operty for the that this tax soaps the petitioneral Lause of se We can assessment and those terms his clause is meie korce when the
We contend that this tax so assessed in Michigan against the corporation is an assessment and tax “ to the petitioner by the town where the corporation is located,” as those terms in the third clause of sec. 5, ch. 49, Gen. Stats., are to be understood. This clause is merely a reënactment of sec. 1, ch. 1419, of the Laws of 1853, which was in force when the General Statutes were adopted. In the original act the language is: “All bank, railroad, and other stock in corporations located out of the state shall be taxed, when owned by citizens of the state, which is not taxed to the owners by the towns or cities where the corporations are located.” In the Gen. Stats. more briefly : “Stock in corporations located out of the state owned by persons living in the state," &c. The original act mentions specifically “ bank, railroad, and other corporations,” such as manufacturing corporations, which, as well as banks, have a fixed location in some town or city. In its application to railroad corporations, the word town or city, as used in the statute, is to be construed place incorporated, or whose inhabitants are required to pay any tax." Gen. Stats. ch. 1, sec. 5. So construed, it means the State of Michigan as the place whose inhabitants are required to pay a tax, and in which the subject matter referred to — the Michigan Central Railroad - is located. The same provision in respect to the construction to be given to the word “ town” or "city" was contained in the Revised Statutes, and was in force in 1853, when the original act, ch. 1419, was passed. This third clause, in its application to this case, is to be read as declaring in hæc verba : “ Stock in the Michigan Central Railroad owned here is to be taxed here, if not taxed by the State of Michigan."

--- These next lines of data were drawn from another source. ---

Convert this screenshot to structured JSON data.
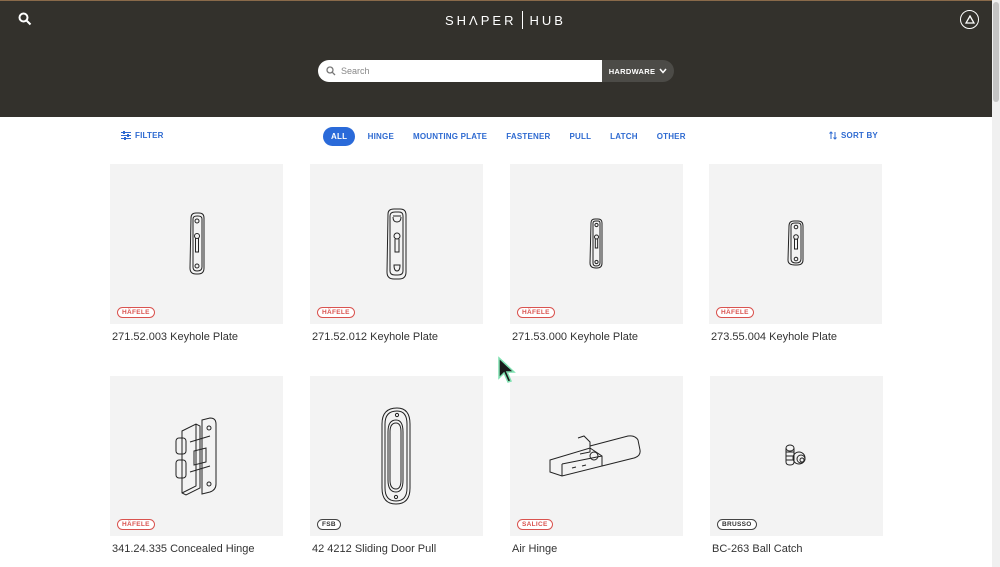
{
  "header": {
    "logo_left": "SHΛPER",
    "logo_right": "HUB",
    "search": {
      "placeholder": "Search"
    },
    "category_select": "HARDWARE"
  },
  "toolbar": {
    "filter_label": "FILTER",
    "sort_label": "SORT BY",
    "categories": [
      {
        "label": "ALL",
        "active": true
      },
      {
        "label": "HINGE",
        "active": false
      },
      {
        "label": "MOUNTING PLATE",
        "active": false
      },
      {
        "label": "FASTENER",
        "active": false
      },
      {
        "label": "PULL",
        "active": false
      },
      {
        "label": "LATCH",
        "active": false
      },
      {
        "label": "OTHER",
        "active": false
      }
    ]
  },
  "products": [
    {
      "brand": "HÄFELE",
      "brand_color": "red",
      "title": "271.52.003 Keyhole Plate",
      "icon": "keyhole-plate-icon"
    },
    {
      "brand": "HÄFELE",
      "brand_color": "red",
      "title": "271.52.012 Keyhole Plate",
      "icon": "keyhole-plate-icon"
    },
    {
      "brand": "HÄFELE",
      "brand_color": "red",
      "title": "271.53.000 Keyhole Plate",
      "icon": "keyhole-plate-icon"
    },
    {
      "brand": "HÄFELE",
      "brand_color": "red",
      "title": "273.55.004 Keyhole Plate",
      "icon": "keyhole-plate-icon"
    },
    {
      "brand": "HÄFELE",
      "brand_color": "red",
      "title": "341.24.335 Concealed Hinge",
      "icon": "concealed-hinge-icon"
    },
    {
      "brand": "FSB",
      "brand_color": "dark",
      "title": "42 4212 Sliding Door Pull",
      "icon": "door-pull-icon"
    },
    {
      "brand": "SALICE",
      "brand_color": "red",
      "title": "Air Hinge",
      "icon": "air-hinge-icon"
    },
    {
      "brand": "BRUSSO",
      "brand_color": "dark",
      "title": "BC-263 Ball Catch",
      "icon": "ball-catch-icon"
    }
  ],
  "colors": {
    "header_bg": "#33312c",
    "accent": "#2a6ad9",
    "brand_red": "#d9534f"
  }
}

So, too, the tax is one“ to the owner” and “on his stock," as those terms in the third clause are to be understood. The phrase “taxed to the owner,” as here used, cannot mean a tax assessed in Michigan against the owner here, in the sense of a tax to him as a citizen of that state, for which his body could be arrested or his chattels distrained. Such a tax would be a nullity, because he is not within the jurisdiction to be taxed there personally. It must therefore mean a tax, the burden of which is to rest upon him or his property, — in effect, a charge upon his shares, and in that sense a tax to him and upon the shares. By sec. 7, ch. 49, Gen. Stats., it is declared that “no statute provision shall be so construed as to subject any stock to double taxation." This provision was first enacted in the Act of 1853, ch. 1419, with special reference to the provision contained in the first section for taxing shares in foreign corporations owned here, the second section providing that “neither this act” nor other laws of the state should be so construed. To tax the whole corporate property to the corporation, and then the whole of the shares to